On a chilly November day I stood with a large crowd in front of a stage near Toronto City Hall, listening to speeches about the wilful failings of our current mayor.
He admits to having bought illegal drugs. He sometimes shows up drunk at his workplace and in public places. He casually flings slurs and swearwords at various groups of people and refuses to consider any opinions that do not mesh with his own. Despite urgings by his municipal colleagues and his friends, he denies that he needs to take time off for addiction treatment and stubbornly refuses to step aside from his position of city leadership. He cannot see that he is hurting the very community he claims to love.
As we heard such truth spoken at the downtown rally, we applauded, cheered, booed, and cried out “Shame!” Drummers added to the noisy protest. When the speeches ended, as one body we spontaneously turned away from the stage and slowly walked toward the front doors of City Hall where dutiful police waited for us behind metal barriers. Contrary to one media report, we did not “storm” City Hall. I know. I was there. It’s a good reminder that what the media report is not always exactly accurate. ;-o
At this protest there were no violent infiltrators so we law-abiding (unlike our mayor) but frustrated Torontonians stood as close to the government building as allowed, yelling at the top of our lungs. We wanted Rob Ford to give up his position as mayor of our city. Subsequently the huge majority of City Council passed an official recommendation that the mayor step down from his office. Neither they nor we have any power to force Mr. Ford to leave. And he still refuses. So what's the point?
Many scoff at all such protests. If you can’t force change, why waste your energy parading and shouting? Many look down their noses at the “Occupy Movement” and “Take Back the Night’s” annual march, seeing such public displays as utterly useless. What good does it do? What effect do such brief demonstrations have?

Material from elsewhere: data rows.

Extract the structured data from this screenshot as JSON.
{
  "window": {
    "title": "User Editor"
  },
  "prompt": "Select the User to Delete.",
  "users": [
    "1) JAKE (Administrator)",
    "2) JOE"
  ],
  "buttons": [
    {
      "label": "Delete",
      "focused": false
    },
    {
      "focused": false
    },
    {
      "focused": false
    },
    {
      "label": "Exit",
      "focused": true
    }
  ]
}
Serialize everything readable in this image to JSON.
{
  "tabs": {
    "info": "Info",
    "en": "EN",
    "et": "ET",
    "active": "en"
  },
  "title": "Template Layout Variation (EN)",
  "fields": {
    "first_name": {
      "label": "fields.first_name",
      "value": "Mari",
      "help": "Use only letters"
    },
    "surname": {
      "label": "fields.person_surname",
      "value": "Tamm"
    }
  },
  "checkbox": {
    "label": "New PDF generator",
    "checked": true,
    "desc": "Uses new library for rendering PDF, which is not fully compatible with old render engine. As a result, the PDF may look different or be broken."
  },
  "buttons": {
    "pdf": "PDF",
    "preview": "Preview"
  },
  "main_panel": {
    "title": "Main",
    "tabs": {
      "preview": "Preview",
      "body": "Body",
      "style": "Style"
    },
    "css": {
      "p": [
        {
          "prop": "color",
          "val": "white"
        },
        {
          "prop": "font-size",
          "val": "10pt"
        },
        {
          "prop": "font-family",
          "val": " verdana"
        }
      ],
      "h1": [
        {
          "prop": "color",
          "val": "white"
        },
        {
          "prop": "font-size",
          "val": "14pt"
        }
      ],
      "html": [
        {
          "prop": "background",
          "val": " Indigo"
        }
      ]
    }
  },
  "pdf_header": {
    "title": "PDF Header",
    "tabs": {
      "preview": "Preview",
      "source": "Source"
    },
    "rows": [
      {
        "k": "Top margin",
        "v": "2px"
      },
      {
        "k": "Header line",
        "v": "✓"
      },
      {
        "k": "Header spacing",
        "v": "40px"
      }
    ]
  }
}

It occurred to me that many would say the same about church services and other worship gatherings. What good does it do getting together to listen to yet another sermon telling us that there is a transcendant and loving Someone beyond human kind; that we are called to love our enemies; that Jesus welcomed the broken and lost, saving his criticism for show-offs? What good does it do to sing and pray words like “Your will be done on earth” or “Oh God, our help in ages past, our hope in years to come”?
Like our attendance at church gatherings, joining such non-violent protests first of all reminds us about our personal values and our goals in life.
Secondly it provides a chance to publicly express our refusal to conform. We reject our culture's priorities of greed, coercion, and selfishness. When I am part of a crowd shouting, “Hey Mister, Mister, get your hands off my sister!” or “Whose streets? Our streets!” or “Rob Ford has got to go!”, I am calling aloud what I believe to be truth.
Thirdly, when we join others who are like-minded, we see that we are companions on the slow journey to peace and justice.
Instead of muttering alone at home, by participating, I am helping to fight feelings of despair and powerlessness in myself and in others. When the gathering ends, I leave feeling stronger and more hopeful about taking my next small, practical step for change, instead of giving up. Maybe spectators, as well, will find new motivation for positive action.
Dear Reader, I invite you to join me. In one way or another, shout it out!